(Data entries)

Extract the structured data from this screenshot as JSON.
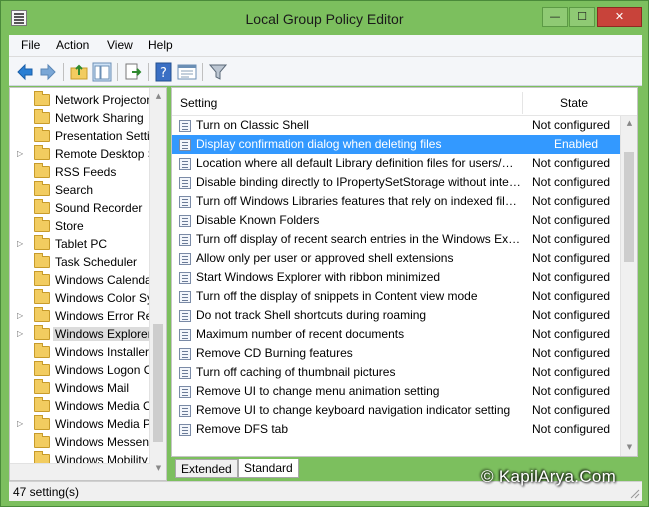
{
  "window": {
    "title": "Local Group Policy Editor",
    "minimize_glyph": "—",
    "maximize_glyph": "☐",
    "close_glyph": "✕"
  },
  "menu": [
    "File",
    "Action",
    "View",
    "Help"
  ],
  "toolbar": {
    "icons": [
      "back-arrow-icon",
      "forward-arrow-icon",
      "folder-up-icon",
      "show-hide-tree-icon",
      "export-list-icon",
      "help-icon",
      "properties-icon",
      "filter-icon"
    ]
  },
  "tree": {
    "items": [
      {
        "label": "Network Projector",
        "expandable": false
      },
      {
        "label": "Network Sharing",
        "expandable": false
      },
      {
        "label": "Presentation Settings",
        "expandable": false
      },
      {
        "label": "Remote Desktop Services",
        "expandable": true
      },
      {
        "label": "RSS Feeds",
        "expandable": false
      },
      {
        "label": "Search",
        "expandable": false
      },
      {
        "label": "Sound Recorder",
        "expandable": false
      },
      {
        "label": "Store",
        "expandable": false
      },
      {
        "label": "Tablet PC",
        "expandable": true
      },
      {
        "label": "Task Scheduler",
        "expandable": false
      },
      {
        "label": "Windows Calendar",
        "expandable": false
      },
      {
        "label": "Windows Color System",
        "expandable": false
      },
      {
        "label": "Windows Error Reporting",
        "expandable": true
      },
      {
        "label": "Windows Explorer",
        "expandable": true,
        "selected": true
      },
      {
        "label": "Windows Installer",
        "expandable": false
      },
      {
        "label": "Windows Logon Options",
        "expandable": false
      },
      {
        "label": "Windows Mail",
        "expandable": false
      },
      {
        "label": "Windows Media Center",
        "expandable": false
      },
      {
        "label": "Windows Media Player",
        "expandable": true
      },
      {
        "label": "Windows Messenger",
        "expandable": false
      },
      {
        "label": "Windows Mobility Center",
        "expandable": false
      }
    ]
  },
  "columns": {
    "setting": "Setting",
    "state": "State"
  },
  "settings": [
    {
      "name": "Turn on Classic Shell",
      "state": "Not configured"
    },
    {
      "name": "Display confirmation dialog when deleting files",
      "state": "Enabled",
      "selected": true
    },
    {
      "name": "Location where all default Library definition files for users/machines reside",
      "state": "Not configured"
    },
    {
      "name": "Disable binding directly to IPropertySetStorage without intermediate layers",
      "state": "Not configured"
    },
    {
      "name": "Turn off Windows Libraries features that rely on indexed file data",
      "state": "Not configured"
    },
    {
      "name": "Disable Known Folders",
      "state": "Not configured"
    },
    {
      "name": "Turn off display of recent search entries in the Windows Explorer search box",
      "state": "Not configured"
    },
    {
      "name": "Allow only per user or approved shell extensions",
      "state": "Not configured"
    },
    {
      "name": "Start Windows Explorer with ribbon minimized",
      "state": "Not configured"
    },
    {
      "name": "Turn off the display of snippets in Content view mode",
      "state": "Not configured"
    },
    {
      "name": "Do not track Shell shortcuts during roaming",
      "state": "Not configured"
    },
    {
      "name": "Maximum number of recent documents",
      "state": "Not configured"
    },
    {
      "name": "Remove CD Burning features",
      "state": "Not configured"
    },
    {
      "name": "Turn off caching of thumbnail pictures",
      "state": "Not configured"
    },
    {
      "name": "Remove UI to change menu animation setting",
      "state": "Not configured"
    },
    {
      "name": "Remove UI to change keyboard navigation indicator setting",
      "state": "Not configured"
    },
    {
      "name": "Remove DFS tab",
      "state": "Not configured"
    }
  ],
  "tabs": [
    "Extended",
    "Standard"
  ],
  "status": "47 setting(s)",
  "watermark": "© KapilArya.Com"
}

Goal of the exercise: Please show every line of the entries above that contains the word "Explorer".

Result of the task:
        "label": "Windows Explorer",
      "name": "Turn off display of recent search entries in the Windows Explorer search box",
      "name": "Start Windows Explorer with ribbon minimized",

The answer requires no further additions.